The first time I travelled the road to Kisesa I was carrying a rucksack and clinging onto the back of a Landrover with three toes supporting my weight on a footboard. The road was a broken tarmac track full of pot holes and we often had to steer onto the opposite side of the road to avoid the larger ones.
Today the road is made anew. Two lanes of clear metal run to Musoma lined with power cables and Duka’s and a steady stream of Daladalas cramped with people runs back and forth.
I get up early and spend an hour in the internet cafe before grabbing some supu ya Ng’ombe. The Mzee at the table with me tells me his father used to sell uniforms to the children at the Bwiru schools when my parents were living there. He says his wife knew Dr Kilala and that Hurta Kilala is still living in Mwanza on Bukando Hill. He tells me their son committed suicide.

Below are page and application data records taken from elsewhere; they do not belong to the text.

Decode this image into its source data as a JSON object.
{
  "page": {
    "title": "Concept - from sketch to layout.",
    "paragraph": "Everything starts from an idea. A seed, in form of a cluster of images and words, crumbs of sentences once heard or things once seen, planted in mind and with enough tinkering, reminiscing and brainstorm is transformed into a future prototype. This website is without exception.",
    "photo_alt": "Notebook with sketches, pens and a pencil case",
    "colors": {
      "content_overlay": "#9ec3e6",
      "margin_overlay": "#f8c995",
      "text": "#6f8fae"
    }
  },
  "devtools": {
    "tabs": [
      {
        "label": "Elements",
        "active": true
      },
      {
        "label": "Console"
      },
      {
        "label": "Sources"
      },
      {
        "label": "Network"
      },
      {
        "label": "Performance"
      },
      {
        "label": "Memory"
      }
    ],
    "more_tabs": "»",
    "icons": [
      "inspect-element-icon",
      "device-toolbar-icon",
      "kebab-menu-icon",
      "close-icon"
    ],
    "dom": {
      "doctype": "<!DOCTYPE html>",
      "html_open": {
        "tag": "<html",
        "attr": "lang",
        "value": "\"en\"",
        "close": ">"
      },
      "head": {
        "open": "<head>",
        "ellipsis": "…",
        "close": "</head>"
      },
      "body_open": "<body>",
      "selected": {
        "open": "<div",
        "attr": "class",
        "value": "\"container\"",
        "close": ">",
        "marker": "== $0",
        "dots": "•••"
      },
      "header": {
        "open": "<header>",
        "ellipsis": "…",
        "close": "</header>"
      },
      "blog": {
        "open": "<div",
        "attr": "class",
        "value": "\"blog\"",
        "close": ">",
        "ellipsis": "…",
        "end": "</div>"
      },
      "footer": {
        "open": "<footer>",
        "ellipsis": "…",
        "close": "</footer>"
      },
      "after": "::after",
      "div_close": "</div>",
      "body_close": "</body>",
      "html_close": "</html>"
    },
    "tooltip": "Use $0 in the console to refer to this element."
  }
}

I am shocked to think that Hurta Kilala might be in Mwanza. She was a friend of my parents and it seems unbelievable after all this time and distance that she might still be here.
The daladalas only leave when they are full so I wait in the back of one wondering what I will find in Kisesa. The ride takes about 25 minutes and it is easy to find Baba Lao’s place because it is only seconds from the stop. But oh how it has changed. The widening of the road and the electricity lines have cut into the space where the coconut tree used to stand and his original house has been knocked down. The mango tree that we used to sit under has gone but the traditional sukuma round house in which I stayed is still there and next to it is a hospital building with rooms for patients and opposite it another building with a biomedical lab and a small office.
Baba Lao’s old shamba is a hospital and Baba Lao has grown from barefoot nurse to Doctor. He is no where in sight when I arrive but the children waiting for their injections greet me and hold on to my fingers and hands, offering me food and a doll to play with. It’s Lao’s brother Innocent I see first. Last time I saw him he was growing tomatoes but now he works as a technician in the lab running tests.
Lao hasn’t changed a bit. He sports a beard and wears a bandana on his head, a colourful traditional African shirt. He breaks into a huge smile when he sees me and opens his arms and we embrace and high five and for a while we can’t get enough of each other. It’s too much. I know immediately I am welcome. We sit and the inevitable food and chai appears and we share briefly what has happened in the passing years. He has just delivered a baby this morning. Two blessings in one day he says. A baby, and you have returned. I leave him to work and walk around Kisesa with John Church. Later Lao John and I being to walk the short 10 minutes into Bujora but on the way Lao is called to treat a woman who has hurt her leg so John and I continue with out him. Bujora is a settlement centred on the Danish mission and museum to Sukumu culture which is the most famous thing about the area. His new house, minutes from the museum, bought since my visit, is perched on a small hill with views over 15 kilometres to the lake. The garden, surrounded by trees is secluded, shaded and silent save for the sounds of children playing nearby and birds singing. There are four or five buildings scattered around the property, three of which have been used as pig sties during one of Lao’s more enterprising phases. Now they and the traditional round house stand empty. It’s beautiful.
We sit around till Lao arrives from his patients and then we sit around some more. “So.” he says, “Welcome to your new home. Tonight you go back and get your bags and then tomorrow you are here, no more paying for a hotel. You are welcome to Bujora. To see a friend after a long time is to look into a mirror.”
After lots more sitting around broken up with periods of walking around and more sitting around we head back to the hospital and I catch a daladala back to Mwanza. I’m very tired but it takes me a long time to get to sleep as I process all the impressions of the day.
It’s going to be interesting moving from the comfort of the St Dominic’s mission to the isolation of Bujora. No hot water, well no running water at all frankly, no big double bed. Instead it’s going to be very much like camping at a festival- you make what you can of your own campsite and if you need hot food or a shower and you haven’t the facilities then someone else close by will have them and will be willing to trade. Of course usually when I’m camping I don’t have a private secluded garden or a two roomed Sukuma round house to stay in but the principle is the same honest.
So I’m heading into Mwanza to do some business then later I’ll go to Kisesa again. I shall stay out there for a couple of days just to get acclimatised and to learn the daily routines so I won’t be back to Mwanza for internet access for a while. Later friends!